Node<T>& IfNotZero(Node<CONDT>& conditionValue,
                   Node<T>& trueValue,
                   Node<T>& falseValue);

template <typename T>
Node<T>& If(Node<bool>& conditionValue,
            Node<T>& thenValue,
            Node<T>& elseValue);

x86 conditional tests are available; a full list is available here.

// JA (jump if above), i.e. unsigned ">"
Function<uint64_t, uint64_t, uint64_t>
    exp1(setup->GetAllocator(), setup->GetCode());

uint64_t trueValue = 5;
uint64_t falseValue = 6;

auto & a =
  expression.Compare<JccType::JA>(expression.GetP1(), expression.GetP2());
auto & b =
auto function = expression.Compile(b);

uint64_t p1 = 3;
uint64_t p2 = 4;

auto expected = (p1 > p2) ? trueValue : falseValue;
auto observed = function(p1, p2);

assert(expected == observed);

p1 = 5;
p2 = 4;

expected = (p1 > p2) ? trueValue : falseValue;
observed = function(p1, p2);

assert(expected == observed);


Calls a C function.

template <typename R>
Node<R>& Call(Node<R (*)()>& function);

template <typename R, typename P1>
Node<R>& Call(Node<R (*)(P1)>& function,
              Node<P1>& param1);

template <typename R, typename P1, typename P2>
Node<R>& Call(Node<R (*)(P1, P2)>& function,
              Node<P1>& param1,
              Node<P2>& param2);

template <typename R, typename P1, typename P2, typename P3>
Node<R>& Call(Node<R (*)(P1, P2, P3)>& function,
              Node<P1>& param1,
              Node<P2>& param2,
              Node<P3>& param3);

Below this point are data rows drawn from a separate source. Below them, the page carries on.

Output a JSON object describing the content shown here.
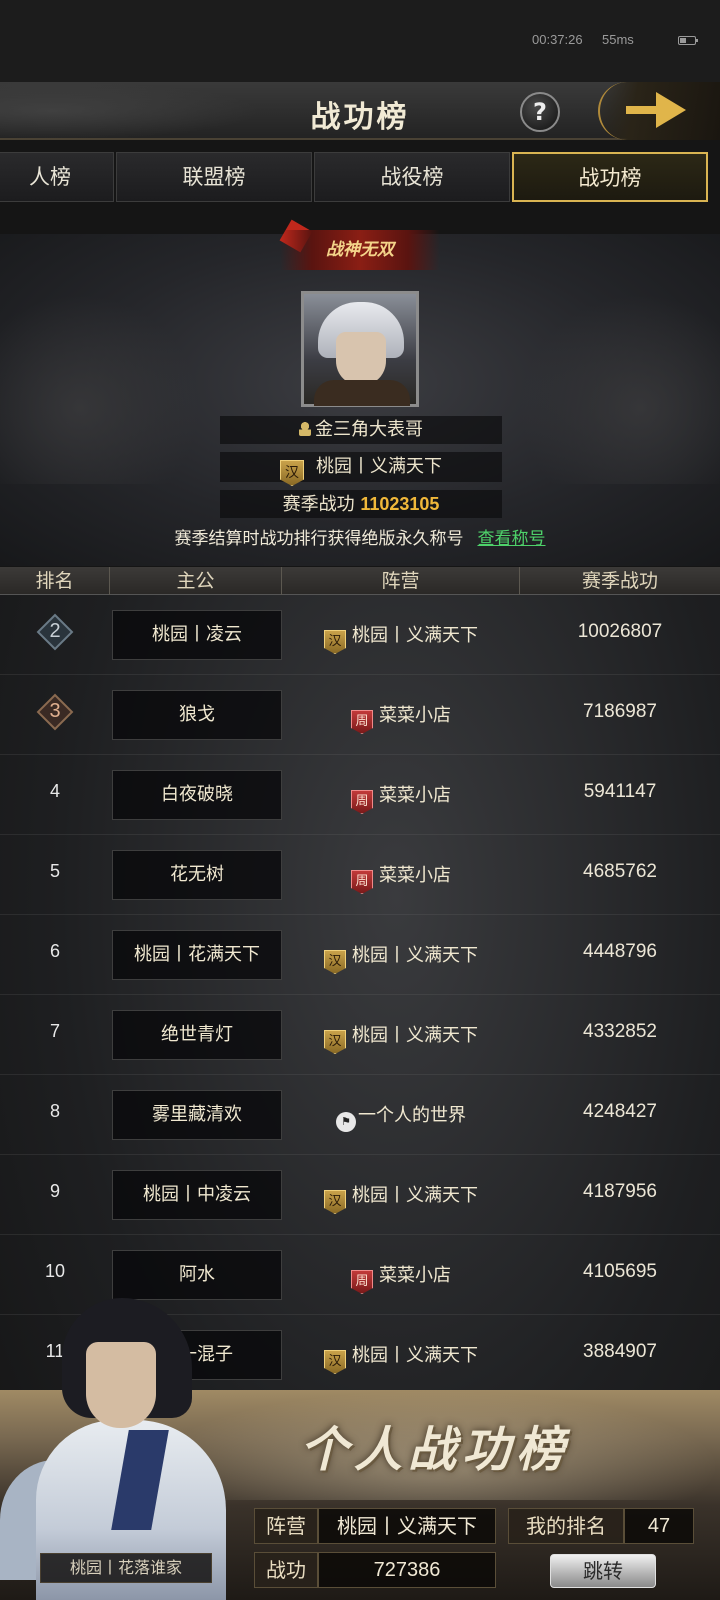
{
  "status_bar": {
    "time": "00:37:26",
    "signal": "55ms"
  },
  "header": {
    "title": "战功榜",
    "help_icon": "?"
  },
  "tabs": [
    {
      "label": "人榜",
      "active": false
    },
    {
      "label": "联盟榜",
      "active": false
    },
    {
      "label": "战役榜",
      "active": false
    },
    {
      "label": "战功榜",
      "active": true
    }
  ],
  "champion": {
    "title_badge": "战神无双",
    "name": "金三角大表哥",
    "camp_badge": "汉",
    "camp": "桃园丨义满天下",
    "season_label": "赛季战功",
    "season_value": "11023105",
    "note": "赛季结算时战功排行获得绝版永久称号",
    "view_link": "查看称号"
  },
  "table": {
    "headers": [
      "排名",
      "主公",
      "阵营",
      "赛季战功"
    ],
    "rows": [
      {
        "rank": "2",
        "lord": "桃园丨凌云",
        "camp_badge": "汉",
        "camp_type": "han",
        "camp": "桃园丨义满天下",
        "score": "10026807"
      },
      {
        "rank": "3",
        "lord": "狼戈",
        "camp_badge": "周",
        "camp_type": "zhou",
        "camp": "菜菜小店",
        "score": "7186987"
      },
      {
        "rank": "4",
        "lord": "白夜破晓",
        "camp_badge": "周",
        "camp_type": "zhou",
        "camp": "菜菜小店",
        "score": "5941147"
      },
      {
        "rank": "5",
        "lord": "花无树",
        "camp_badge": "周",
        "camp_type": "zhou",
        "camp": "菜菜小店",
        "score": "4685762"
      },
      {
        "rank": "6",
        "lord": "桃园丨花满天下",
        "camp_badge": "汉",
        "camp_type": "han",
        "camp": "桃园丨义满天下",
        "score": "4448796"
      },
      {
        "rank": "7",
        "lord": "绝世青灯",
        "camp_badge": "汉",
        "camp_type": "han",
        "camp": "桃园丨义满天下",
        "score": "4332852"
      },
      {
        "rank": "8",
        "lord": "雾里藏清欢",
        "camp_badge": "⚑",
        "camp_type": "flag",
        "camp": "一个人的世界",
        "score": "4248427"
      },
      {
        "rank": "9",
        "lord": "桃园丨中凌云",
        "camp_badge": "汉",
        "camp_type": "han",
        "camp": "桃园丨义满天下",
        "score": "4187956"
      },
      {
        "rank": "10",
        "lord": "阿水",
        "camp_badge": "周",
        "camp_type": "zhou",
        "camp": "菜菜小店",
        "score": "4105695"
      },
      {
        "rank": "11",
        "lord": "第一混子",
        "camp_badge": "汉",
        "camp_type": "han",
        "camp": "桃园丨义满天下",
        "score": "3884907"
      }
    ]
  },
  "personal": {
    "title": "个人战功榜",
    "hero_camp_tag": "桃园丨花落谁家",
    "camp_label": "阵营",
    "camp_value": "桃园丨义满天下",
    "rank_label": "我的排名",
    "rank_value": "47",
    "merit_label": "战功",
    "merit_value": "727386",
    "jump_button": "跳转"
  }
}
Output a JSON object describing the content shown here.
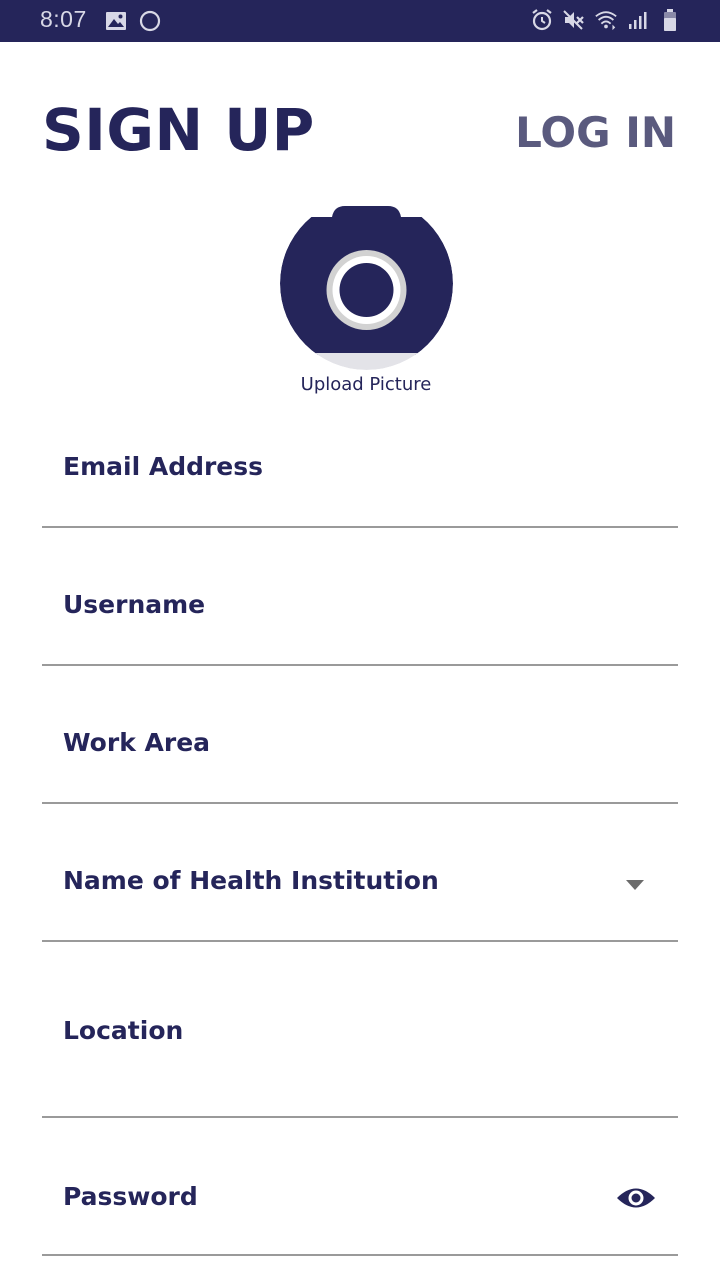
{
  "status_bar": {
    "time": "8:07",
    "left_icons": [
      "image-icon",
      "circle-icon"
    ],
    "right_icons": [
      "alarm-icon",
      "mute-icon",
      "wifi-icon",
      "signal-icon",
      "battery-icon"
    ]
  },
  "header": {
    "signup_label": "SIGN UP",
    "login_label": "LOG IN"
  },
  "avatar": {
    "icon": "camera-icon",
    "caption": "Upload Picture"
  },
  "form": {
    "email": {
      "label": "Email Address",
      "value": ""
    },
    "username": {
      "label": "Username",
      "value": ""
    },
    "work_area": {
      "label": "Work Area",
      "value": ""
    },
    "health_institution": {
      "label": "Name of Health Institution",
      "value": "",
      "icon": "dropdown-arrow-icon"
    },
    "location": {
      "label": "Location",
      "value": ""
    },
    "password": {
      "label": "Password",
      "value": "",
      "icon": "eye-icon"
    }
  },
  "colors": {
    "primary": "#25255a",
    "secondary_text": "#5a5a7e",
    "divider": "#9a9a9a",
    "background": "#ffffff"
  }
}
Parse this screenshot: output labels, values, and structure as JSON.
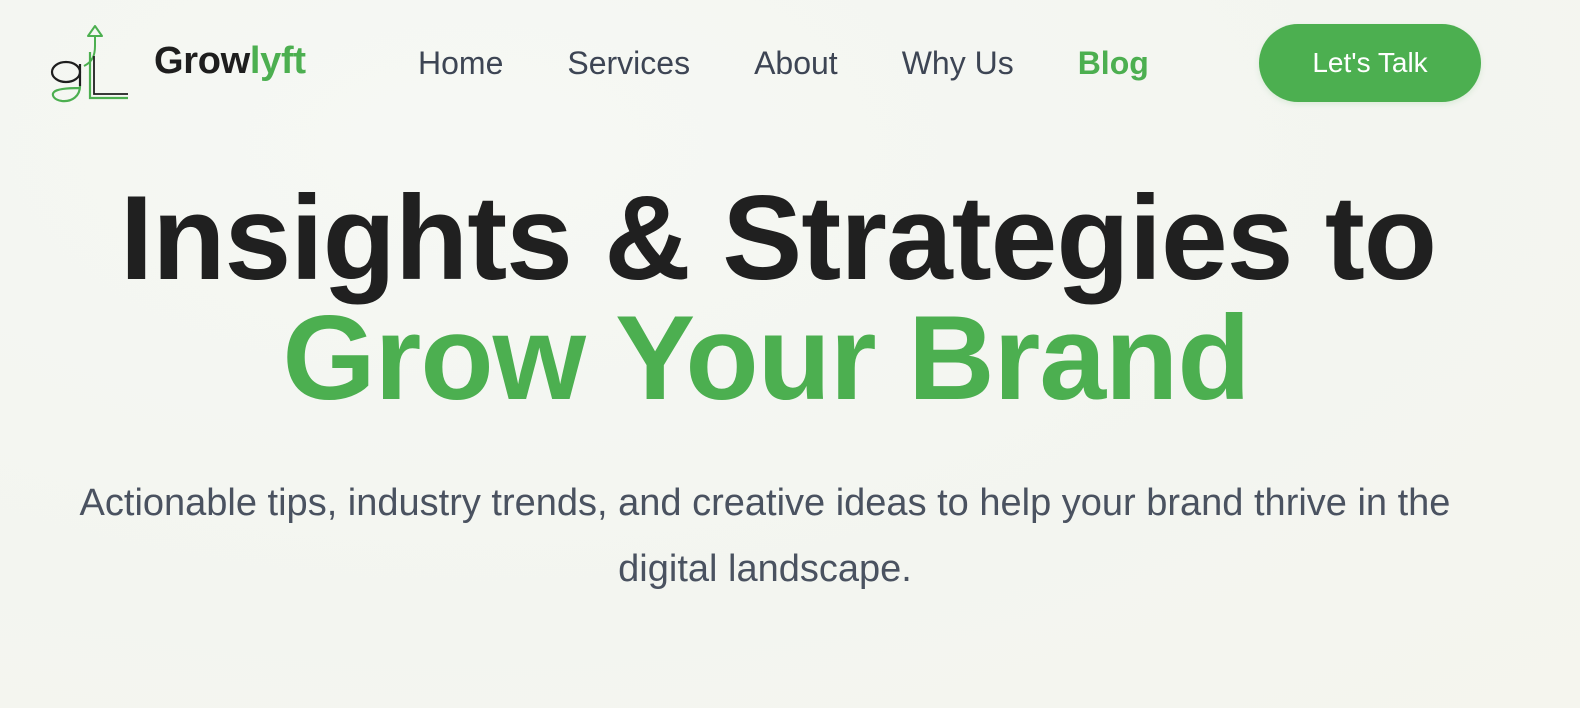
{
  "brand": {
    "name_part1": "Grow",
    "name_part2": "lyft",
    "logo_icon": "gl-growth-arrow-logo",
    "colors": {
      "accent": "#4caf50",
      "dark": "#1e1e1e",
      "nav_text": "#3d4554",
      "body_text": "#4a5260",
      "background": "#f4f6f1"
    }
  },
  "nav": {
    "items": [
      {
        "label": "Home",
        "active": false
      },
      {
        "label": "Services",
        "active": false
      },
      {
        "label": "About",
        "active": false
      },
      {
        "label": "Why Us",
        "active": false
      },
      {
        "label": "Blog",
        "active": true
      }
    ],
    "cta_label": "Let's Talk"
  },
  "hero": {
    "title_line1": "Insights & Strategies to",
    "title_line2": "Grow Your Brand",
    "subtitle": "Actionable tips, industry trends, and creative ideas to help your brand thrive in the digital landscape."
  }
}
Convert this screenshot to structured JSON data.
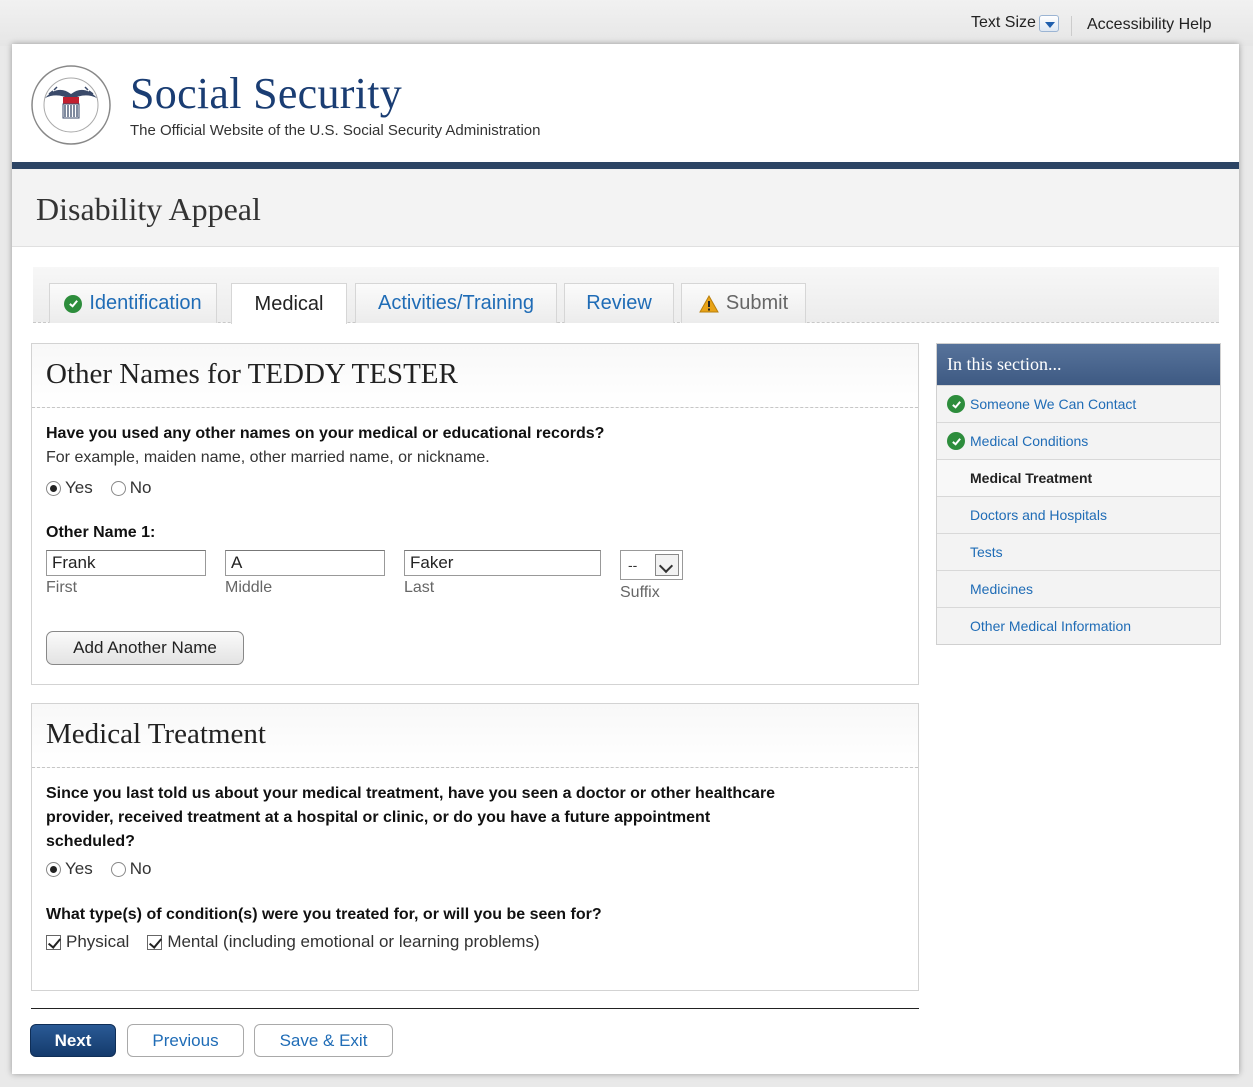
{
  "utility": {
    "text_size": "Text Size",
    "accessibility_help": "Accessibility Help"
  },
  "header": {
    "brand_title": "Social Security",
    "brand_subtitle": "The Official Website of the U.S. Social Security Administration",
    "seal_text": "SOCIAL SECURITY ADMINISTRATION USA"
  },
  "page_title": "Disability Appeal",
  "tabs": [
    {
      "label": "Identification",
      "state": "complete"
    },
    {
      "label": "Medical",
      "state": "active"
    },
    {
      "label": "Activities/Training",
      "state": "link"
    },
    {
      "label": "Review",
      "state": "link"
    },
    {
      "label": "Submit",
      "state": "warning"
    }
  ],
  "other_names": {
    "heading": "Other Names for TEDDY TESTER",
    "question": "Have you used any other names on your medical or educational records?",
    "hint": "For example, maiden name, other married name, or nickname.",
    "yes": "Yes",
    "no": "No",
    "selected": "Yes",
    "name_label": "Other Name 1:",
    "first_value": "Frank",
    "first_label": "First",
    "middle_value": "A",
    "middle_label": "Middle",
    "last_value": "Faker",
    "last_label": "Last",
    "suffix_value": "--",
    "suffix_label": "Suffix",
    "add_button": "Add Another Name"
  },
  "medical_treatment": {
    "heading": "Medical Treatment",
    "question_lines": [
      "Since you last told us about your medical treatment, have you seen a doctor or other healthcare",
      "provider, received treatment at a hospital or clinic, or do you have a future appointment",
      "scheduled?"
    ],
    "yes": "Yes",
    "no": "No",
    "selected": "Yes",
    "condition_question": "What type(s) of condition(s) were you treated for, or will you be seen for?",
    "physical_label": "Physical",
    "physical_checked": true,
    "mental_label": "Mental (including emotional or learning problems)",
    "mental_checked": true
  },
  "sidebar": {
    "heading": "In this section...",
    "items": [
      {
        "label": "Someone We Can Contact",
        "state": "complete"
      },
      {
        "label": "Medical Conditions",
        "state": "complete"
      },
      {
        "label": "Medical Treatment",
        "state": "current"
      },
      {
        "label": "Doctors and Hospitals",
        "state": "link"
      },
      {
        "label": "Tests",
        "state": "link"
      },
      {
        "label": "Medicines",
        "state": "link"
      },
      {
        "label": "Other Medical Information",
        "state": "link"
      }
    ]
  },
  "footer": {
    "next": "Next",
    "previous": "Previous",
    "save_exit": "Save & Exit"
  },
  "colors": {
    "brand_navy": "#1a3d73",
    "link_blue": "#1f6cb6",
    "success_green": "#2d8d3c",
    "warning_amber": "#e8a317"
  }
}
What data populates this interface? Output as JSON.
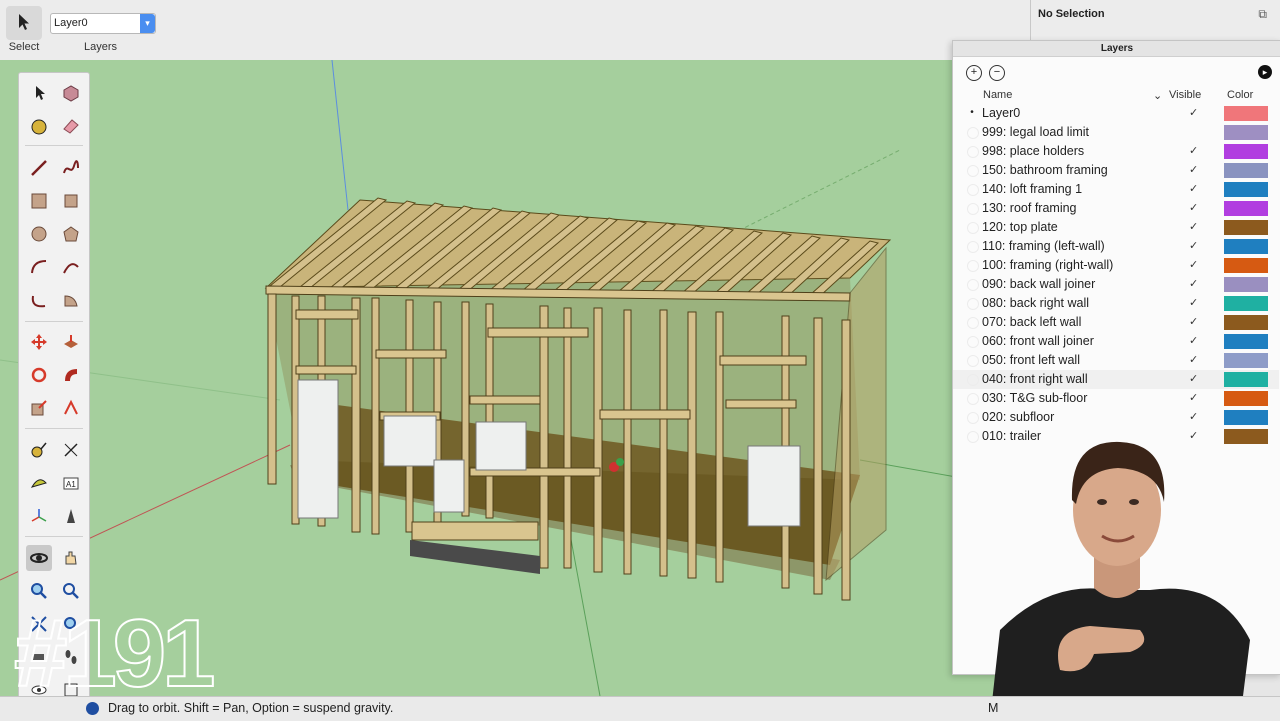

template <typename R, typename P1, typename P2, typename P3, typename P4>
Node<R>& Call(Node<R (*)(P1, P2, P3, P4)>& function,
              Node<P1>& param1,
              Node<P2>& param2,
              Node<P3>& param3,
              Node<P4>& param4);
// Call SampleFunction.
int SampleFunction(int p1, int p2)
    return p1 + p2;

Function<int, int, int> exp1(allocator1, code1);

typedef int (*F)(int, int);

auto &imm1 = exp1.Immediate<F>(SampleFunction);
auto &call1 = exp1.Call(imm1, exp1.GetP1(), exp1.GetP2());
auto fn1 = exp1.Compile(call2);

assert(10+35 == fn1(10, 35));

Rarely used methods

Unary methods

template <typename FROM> Node<FROM const>& AddConstCast(Node<FROM>& value);

template <typename FROM> Node<FROM>&
  RemoveConstCast(Node<FROM const>& value);

template <typename FROM> Node<FROM&>&
  RemoveConstCast(Node<FROM const &>& value);

template <typename FROM> Node<FROM const *>&
  AddTargetConstCast(Node<FROM*>& value);

template <typename FROM> Node<FROM*>&
  RemoveTargetConstCast(Node<FROM const *>& value);

These sounds really weird, but they were useful for some obscure reasons.

Binary methods

Node<T>& Shld(Node<T>& shiftee, Node<T>& filler, uint8_t bitCount);

This is used for packed types (i.e., bitfields that get packed into 64-bits) to extract a bitfield.

Dan Luu
Prior to working on BitFunnel, Dan worked on network virtualization hardware at Microsoft (SmartNIC), deep learning hardware at Google (TPU), and x86/ARM processors at Centaur.